We are constantly listening to our data users and trying to improve the tool, finding ways to provide information the way people need it. We are also creating specialized platforms for certain users. We have an innovative tool called the Small Business Builder. It is for small business owners providing them the capability to drill down by location and by sector to analyze competition and customer data. It is a rich tool and we have received very positive feedback about it. We continue to improve on it. Building tools specialized for a particular user community is a good way to help meet the needs of our data users.

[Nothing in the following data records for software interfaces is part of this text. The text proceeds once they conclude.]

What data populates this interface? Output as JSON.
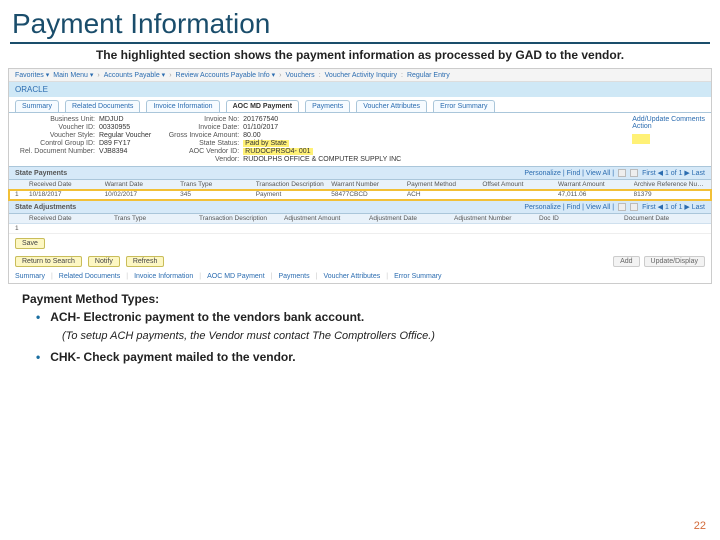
{
  "slide": {
    "title": "Payment Information",
    "subtitle": "The highlighted section shows the payment information as processed by GAD to the vendor.",
    "page_number": "22"
  },
  "menubar": {
    "favorites": "Favorites ▾",
    "main": "Main Menu ▾"
  },
  "breadcrumb": {
    "a": "Accounts Payable ▾",
    "b": "Review Accounts Payable Info ▾",
    "c": "Vouchers",
    "d": "Voucher Activity Inquiry",
    "e": "Regular Entry"
  },
  "bluebar": {
    "text": "ORACLE"
  },
  "tabs": {
    "t0": "Summary",
    "t1": "Related Documents",
    "t2": "Invoice Information",
    "t3": "AOC MD Payment",
    "t4": "Payments",
    "t5": "Voucher Attributes",
    "t6": "Error Summary"
  },
  "details": {
    "bu_l": "Business Unit:",
    "bu_v": "MDJUD",
    "vid_l": "Voucher ID:",
    "vid_v": "00330955",
    "vstyle_l": "Voucher Style:",
    "vstyle_v": "Regular Voucher",
    "cg_l": "Control Group ID:",
    "cg_v": "D89 FY17",
    "rdn_l": "Rel. Document Number:",
    "rdn_v": "VJB8394",
    "invno_l": "Invoice No:",
    "invno_v": "201767540",
    "invdate_l": "Invoice Date:",
    "invdate_v": "01/10/2017",
    "gross_l": "Gross Invoice Amount:",
    "gross_v": "80.00",
    "sst_l": "State Status:",
    "sst_v": "Paid by State",
    "avid_l": "AOC Vendor ID:",
    "avid_v": "RUDOCPRSO4- 001",
    "vend_l": "Vendor:",
    "vend_v": "RUDOLPHS OFFICE & COMPUTER SUPPLY INC",
    "addupd": "Add/Update Comments",
    "action": "Action"
  },
  "state_payments": {
    "title": "State Payments",
    "personalize": "Personalize | Find | View All |",
    "nav": "First ◀ 1 of 1 ▶ Last",
    "h1": "Received Date",
    "h2": "Warrant Date",
    "h3": "Trans Type",
    "h4": "Transaction Description",
    "h5": "Warrant Number",
    "h6": "Payment Method",
    "h7": "Offset Amount",
    "h8": "Warrant Amount",
    "h9": "Archive Reference Number",
    "r1c0": "1",
    "r1c1": "10/18/2017",
    "r1c2": "10/02/2017",
    "r1c3": "345",
    "r1c4": "Payment",
    "r1c5": "58477CBCD",
    "r1c6": "ACH",
    "r1c8": "47,011.06",
    "r1c9": "81379"
  },
  "state_adjustments": {
    "title": "State Adjustments",
    "personalize": "Personalize | Find | View All |",
    "nav": "First ◀ 1 of 1 ▶ Last",
    "h1": "Received Date",
    "h2": "Trans Type",
    "h3": "Transaction Description",
    "h4": "Adjustment Amount",
    "h5": "Adjustment Date",
    "h6": "Adjustment Number",
    "h7": "Doc ID",
    "h8": "Document Date",
    "r1c0": "1"
  },
  "buttons": {
    "save": "Save",
    "return": "Return to Search",
    "notify": "Notify",
    "refresh": "Refresh",
    "add": "Add",
    "update": "Update/Display"
  },
  "bottomlinks": {
    "a": "Summary",
    "b": "Related Documents",
    "c": "Invoice Information",
    "d": "AOC MD Payment",
    "e": "Payments",
    "f": "Voucher Attributes",
    "g": "Error Summary"
  },
  "notes": {
    "hdr": "Payment Method Types:",
    "li1": "ACH- Electronic payment to the vendors bank account.",
    "sub1": "(To setup ACH payments, the Vendor must contact The Comptrollers Office.)",
    "li2": "CHK- Check payment mailed to the vendor."
  }
}
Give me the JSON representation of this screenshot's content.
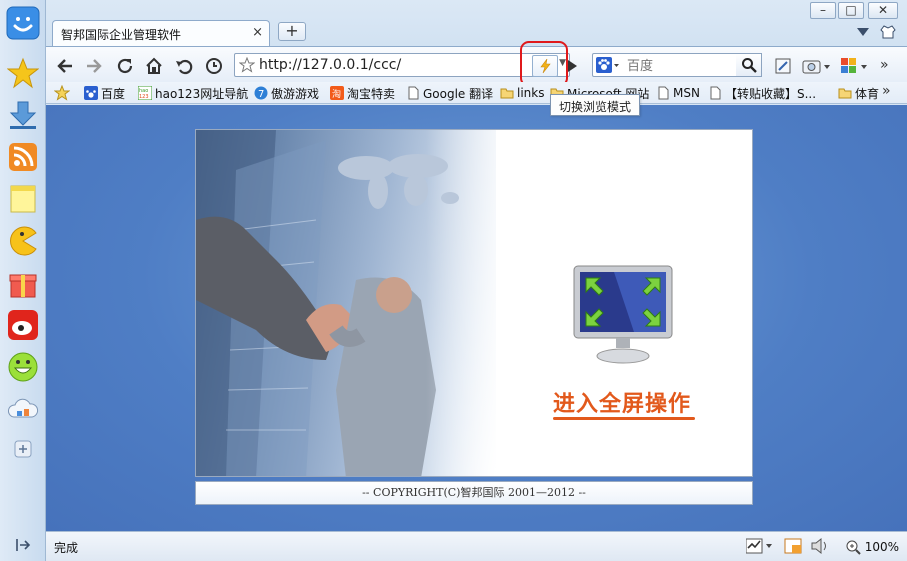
{
  "window": {
    "tab_title": "智邦国际企业管理软件",
    "tab_close": "×",
    "new_tab": "+",
    "controls": {
      "minimize": "–",
      "maximize": "□",
      "close": "✕"
    }
  },
  "toolbar": {
    "url": "http://127.0.0.1/ccc/",
    "search_placeholder": "百度",
    "mode_tooltip": "切换浏览模式"
  },
  "bookmarks": [
    {
      "label": "百度",
      "icon": "baidu-paw-icon"
    },
    {
      "label": "hao123网址导航",
      "icon": "hao123-icon"
    },
    {
      "label": "傲游游戏",
      "icon": "maxthon-game-icon"
    },
    {
      "label": "淘宝特卖",
      "icon": "taobao-icon"
    },
    {
      "label": "Google 翻译",
      "icon": "page-icon"
    },
    {
      "label": "links",
      "icon": "folder-icon"
    },
    {
      "label": "Microsoft 网站",
      "icon": "folder-icon"
    },
    {
      "label": "MSN",
      "icon": "page-icon"
    },
    {
      "label": "【转贴收藏】S...",
      "icon": "page-icon"
    },
    {
      "label": "体育",
      "icon": "folder-icon"
    }
  ],
  "more_chevron": "»",
  "page": {
    "enter_label": "进入全屏操作",
    "copyright": "-- COPYRIGHT(C)智邦国际 2001—2012 --"
  },
  "status": {
    "text": "完成",
    "zoom": "100%"
  }
}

We are doing very interesting things with experimental data. Post-Secondary Employment Outcomes (PSEO) are experimental tabulations developed by researchers. PSEO data provide earnings and employment outcomes for college and university graduates by degree level, degree major, and post-secondary institution. These statistics are generated by matching university transcript data with a national database of jobs, using state-of-the-art confidentiality protection mechanisms to protect the underlying data. The PSEO are made possible through data sharing partnerships between universities, university systems, State Departments of Education, State Labor Market Information offices, and the U.S. Census Bureau. PSEO data are available for post-secondary institutions whose transcript data has been made available to the Census Bureau through a data-sharing agreement. We will continue to build similiar tools dedicated to answering the questions and needs of a particular data user segment.
Data privacy. With the 2020 Decennial Census, we deployed a new, more modern privacy protection approach called differential privacy to maintain the balance between privacy and accuracy. We are taking seriously our statutory responsibility to protect the privacy of Census respondents and make sure that the data we release does not violate confidentiality.
We have other products that use the same methods. The Post-Secondary Employment Outcomes data employs these formal privacy methods as well. In fact, there is no way that we could produce data by campus, by degree field, by year without relying on these types of modern disclosure avoidance techniques.
Privacy protection will continue to be one of the key challenges for statistical organizations going forward. We are going to have to work with all stakeholders be they users of the data who want the most accurate data possible or privacy advocates who want to ensure that the products we produce follow required privacy protections.
Leadership and public service. Leaders need to have a mission-focused vision. They need to communicate effectively that vision to their teams, but they also must be able to listen to what their teams have to say as well. You need to meet people where they are and find a way to get folks involved in a broader direction and mission.
There are many ways one can engage in public service. My advice for those considering a career in public service is make sure you connect it with your passion. If you like being in the woods, then consider a job with the U.S Forest Service. If you want to be a statistician, then come work at the U.S. Census Bureau. The key is to do what you find interesting. You can always find a rewarding career in the public sector.